The "botification" of Microsoft's software portfolio continues this week with the 2.0 release of the company's News Pro mobile and Web app.
First launched in January, News Pro is a self-updating, news-reading app from Microsoft Garage that delivers a personalized selection of articles to users' Apple iOS devices or their Web browsers. Users can search for their topics of interest and the app will seek out relevant news stories from thousands of publications and blogs. Over time, the app "learns" a person's interests and will make recommendations.
Now, with the latest version of the software, users can catch up on current events by conversing with the app's new bot.
"Reading news, especially work-related news, can sometimes be a bit dry. A bot that can have some basic conversation with you could make news reading more fun," stated Yumao Lu, a principal development manager at Microsoft's Bing division. "News Pro bot is your news agent at your beck and call."
Users can chat with the News Pro bot about a news topics using the app's assisted keyboard. For an added bit of personalization, users can upload pictures of themselves to search for online articles featuring their doppelgangers.
Another new addition is curated groups, where friends and colleagues can discuss news articles using the app's chat functionality. Groups are automatically created based on where users work along with their interests, specialties and industries. After analyzing social networks and News Pro user groups, the app then makes article recommendations tailored to the curated group's composition.
News Pro is the latest Microsoft application to get the bot treatment. During the software giant's Build developer conference in March, the company introduced Skype Bots, which enable users to hold conversations with helper applications.

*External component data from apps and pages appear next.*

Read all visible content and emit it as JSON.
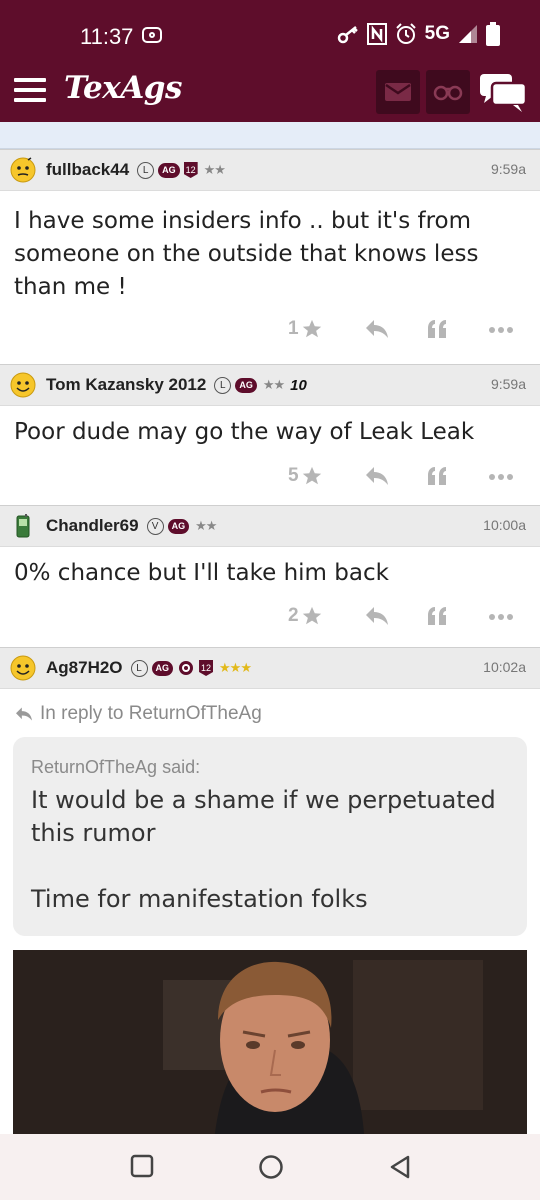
{
  "status_bar": {
    "time": "11:37",
    "network": "5G"
  },
  "nav": {
    "logo": "TexAgs"
  },
  "posts": [
    {
      "username": "fullback44",
      "badges": [
        "L",
        "AG",
        "12"
      ],
      "time": "9:59a",
      "body": "I have some insiders info .. but it's from someone on the outside that knows less than me !",
      "likes": "1"
    },
    {
      "username": "Tom Kazansky 2012",
      "badges": [
        "L",
        "AG"
      ],
      "tag": "10",
      "time": "9:59a",
      "body": "Poor dude may go the way of Leak Leak",
      "likes": "5"
    },
    {
      "username": "Chandler69",
      "badges": [
        "V",
        "AG"
      ],
      "time": "10:00a",
      "body": "0% chance but I'll take him back",
      "likes": "2"
    },
    {
      "username": "Ag87H2O",
      "badges": [
        "L",
        "AG",
        "12"
      ],
      "time": "10:02a",
      "reply_to": "In reply to ReturnOfTheAg",
      "quote_author": "ReturnOfTheAg said:",
      "quote_text": "It would be a shame if we perpetuated this rumor\n\nTime for manifestation folks"
    }
  ],
  "colors": {
    "brand": "#5e0d2b",
    "gold_star": "#e2b91a"
  }
}
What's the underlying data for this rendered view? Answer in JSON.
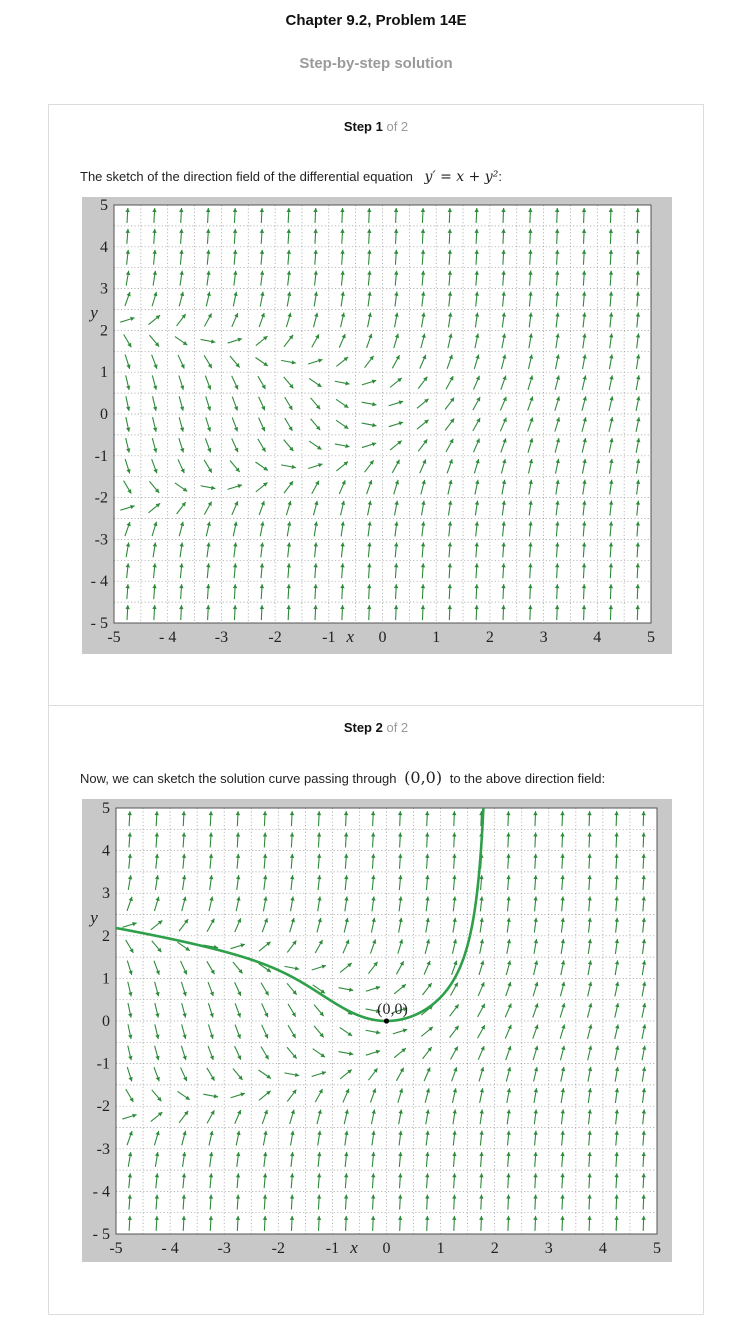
{
  "header": {
    "title": "Chapter 9.2, Problem 14E",
    "subtitle": "Step-by-step solution"
  },
  "steps": [
    {
      "label": "Step 1",
      "of": "of 2",
      "text": "The sketch of the direction field of the differential equation",
      "equation": "y′ = x + y²",
      "equation_suffix": ":"
    },
    {
      "label": "Step 2",
      "of": "of 2",
      "text_before": "Now, we can sketch the solution curve passing through",
      "point": "(0,0)",
      "text_after": "to the above direction field:"
    }
  ],
  "chart_data": [
    {
      "type": "direction-field",
      "equation": "y' = x + y^2",
      "xlabel": "x",
      "ylabel": "y",
      "xlim": [
        -5,
        5
      ],
      "ylim": [
        -5,
        5
      ],
      "x_ticks": [
        "-5",
        "- 4",
        "-3",
        "-2",
        "-1",
        "0",
        "1",
        "2",
        "3",
        "4",
        "5"
      ],
      "y_ticks": [
        "5",
        "4",
        "3",
        "2",
        "1",
        "0",
        "-1",
        "-2",
        "-3",
        "- 4",
        "- 5"
      ],
      "grid": true,
      "arrow_color": "#2e8b3a"
    },
    {
      "type": "direction-field",
      "equation": "y' = x + y^2",
      "xlabel": "x",
      "ylabel": "y",
      "xlim": [
        -5,
        5
      ],
      "ylim": [
        -5,
        5
      ],
      "x_ticks": [
        "-5",
        "- 4",
        "-3",
        "-2",
        "-1",
        "0",
        "1",
        "2",
        "3",
        "4",
        "5"
      ],
      "y_ticks": [
        "5",
        "4",
        "3",
        "2",
        "1",
        "0",
        "-1",
        "-2",
        "-3",
        "- 4",
        "- 5"
      ],
      "grid": true,
      "arrow_color": "#2e8b3a",
      "curve_color": "#2fa04a",
      "solution_point": {
        "x": 0,
        "y": 0,
        "label": "(0,0)"
      }
    }
  ]
}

Currently, only a handful of bots are available for the Windows and Mac versions of the communications software. In the meantime, Microsoft is working with developers to create an ecosystem of intelligent Skype bots that will one day enable users to book travel, set appointments and complete other tasks with some help from the company's digital assistant technology, Cortana.
Microsoft's efforts to usher in a bot-powered era of conversational computing hit a snag earlier this year when the company was forced to pull the plug on its Tay chatbot. Tay began spewing racist and offensive tweets after the bot was subjected to "a coordinated effort by some users to abuse Tay's commenting skills to have Tay respond in inappropriate ways," a Microsoft spokesperson said on March 24.
Despite the setback, Microsoft doesn't appear to be any less bullish about bots.
Last week, industry watchers spotted a job posting revealing that the company is working on a new bot called Bing Concierge. "In Bing Concierge Bot, we are building a highly intelligent productivity agent that communicates with the user over a conversation platform, such as Skype, Messenger, Short Message Service (SMS), WhatsApp, Telegram, etc.," stated the listing before it was yanked.